Season Three is shorter than the previous two runs of "MacGyver," so Paramount dropped the sixth disc, which previously had held the final two episodes. The five discs, with four episodes each, are packaged in ThinkPak cases, which come in a slipcase. The menus remain the same from the first two sets, once again showing only episode titles. There's no play-all feature, no language choices and no subtitle options. Each episode does have closed captioning.
I slagged the first set, for its awful picture quality, and praised the second one for improving slightly on the product. This time, it's back to the first opinion. Taking one look at these discs told be all I would need to know. Thanks to an excessive amount of video noise and pixilation in the transfers, along with a washed-out and blurry look that's a step back from even the first DVDs. These episodes aren't really even as good as the way the show looks on TV today. These flaws are not of the nitpicking-critic variety, as even my wife, who rolls her eyes when I say the word "anamorphic," pointed them out.

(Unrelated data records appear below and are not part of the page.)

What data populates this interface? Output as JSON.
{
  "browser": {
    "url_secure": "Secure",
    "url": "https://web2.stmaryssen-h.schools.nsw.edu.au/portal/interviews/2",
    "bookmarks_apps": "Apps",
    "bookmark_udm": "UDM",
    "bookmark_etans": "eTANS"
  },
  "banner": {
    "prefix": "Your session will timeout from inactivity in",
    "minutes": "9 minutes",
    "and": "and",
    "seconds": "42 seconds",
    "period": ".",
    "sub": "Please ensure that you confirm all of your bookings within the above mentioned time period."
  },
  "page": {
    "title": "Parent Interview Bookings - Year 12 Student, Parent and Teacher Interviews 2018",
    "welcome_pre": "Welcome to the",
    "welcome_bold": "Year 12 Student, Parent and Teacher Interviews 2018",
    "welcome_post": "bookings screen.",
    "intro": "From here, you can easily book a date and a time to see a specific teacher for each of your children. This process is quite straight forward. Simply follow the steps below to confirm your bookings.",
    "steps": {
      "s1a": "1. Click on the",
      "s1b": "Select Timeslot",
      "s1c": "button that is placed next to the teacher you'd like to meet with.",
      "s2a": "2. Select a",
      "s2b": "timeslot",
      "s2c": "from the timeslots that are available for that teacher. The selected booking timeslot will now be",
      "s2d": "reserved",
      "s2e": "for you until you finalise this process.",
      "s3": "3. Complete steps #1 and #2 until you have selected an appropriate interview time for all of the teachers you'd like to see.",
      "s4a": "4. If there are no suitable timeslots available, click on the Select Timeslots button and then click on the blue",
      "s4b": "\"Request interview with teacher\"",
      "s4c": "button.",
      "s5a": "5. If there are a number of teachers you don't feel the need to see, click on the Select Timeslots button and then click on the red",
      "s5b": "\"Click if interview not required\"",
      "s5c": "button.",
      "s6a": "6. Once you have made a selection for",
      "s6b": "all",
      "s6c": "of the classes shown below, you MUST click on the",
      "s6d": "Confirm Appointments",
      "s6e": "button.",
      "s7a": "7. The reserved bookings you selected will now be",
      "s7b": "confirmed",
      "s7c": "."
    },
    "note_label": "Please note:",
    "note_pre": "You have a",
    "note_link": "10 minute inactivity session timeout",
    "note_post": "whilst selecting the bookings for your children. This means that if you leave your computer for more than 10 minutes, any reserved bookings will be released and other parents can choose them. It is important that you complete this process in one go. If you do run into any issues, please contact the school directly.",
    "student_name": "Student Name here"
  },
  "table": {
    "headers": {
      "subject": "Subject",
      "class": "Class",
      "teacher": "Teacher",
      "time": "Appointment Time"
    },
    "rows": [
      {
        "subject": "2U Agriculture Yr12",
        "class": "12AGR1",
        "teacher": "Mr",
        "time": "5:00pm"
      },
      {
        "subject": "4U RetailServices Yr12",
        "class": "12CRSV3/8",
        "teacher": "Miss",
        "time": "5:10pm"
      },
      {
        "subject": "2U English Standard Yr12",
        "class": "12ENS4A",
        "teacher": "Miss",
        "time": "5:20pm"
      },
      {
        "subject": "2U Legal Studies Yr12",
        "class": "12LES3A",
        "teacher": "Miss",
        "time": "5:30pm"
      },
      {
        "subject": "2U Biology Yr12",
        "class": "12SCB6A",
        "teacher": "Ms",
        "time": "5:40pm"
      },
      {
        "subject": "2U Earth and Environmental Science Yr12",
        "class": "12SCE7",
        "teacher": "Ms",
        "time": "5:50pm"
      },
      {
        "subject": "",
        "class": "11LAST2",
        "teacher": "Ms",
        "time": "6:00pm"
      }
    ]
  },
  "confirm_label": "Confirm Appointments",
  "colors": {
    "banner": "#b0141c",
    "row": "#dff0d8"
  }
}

"MacGyver"'s audio mix is presented in Dolby Digital 2.0. It's a functional soundtrack, but nothing incredible. Thankfully, unlike the visual half of the quality, there's no distortion or concerns in the audio track. At least there's something good to this set.
Paramount is three for three in the disappointing "MacGyver" fans, once again giving them nothing extra for their DVD dollar. They also provided some of the same old DVD commercials, with some slightly more recent ads mixed in. Someone please buy up the remaining copies of "Mork & Mindy" so I don't have to watch this preview again.
The Bottom Line
After making a good second season out of multiple appearances by popular characters like Penny and Murdoc, the writers on "MacGyver" went in a different direction, limiting Murdoc to one guest spot and leaving Penny out altogether. The introduction of Nikki, six appearances by Jack, along with some call-backs to previous stories brighten things up, but changing the stories from international intrigue to teaching sportsmanship might have lessened the series' impact. The DVDs dropped in quality as well, with worse-looking transfers, and remain disappointing with zero extras. Those who bought the previous two sets will probably pick this up and grumble, while most others can just watch these episodes on cable.
Francis Rizzo III is a native Long Islander, where he works in academia. In his spare time, he enjoys watching hockey, writing and spending time with his wife, daughter and puppy.Check out 1106 - A Moment in Fictional Time or his convention blog called Conning Fellow
*The Reviewer's Bias section is an attempt to help readers use the review to its best effect. By knowing where the reviewer's biases lie on the film's subject matter, one can read the review with the right mindset.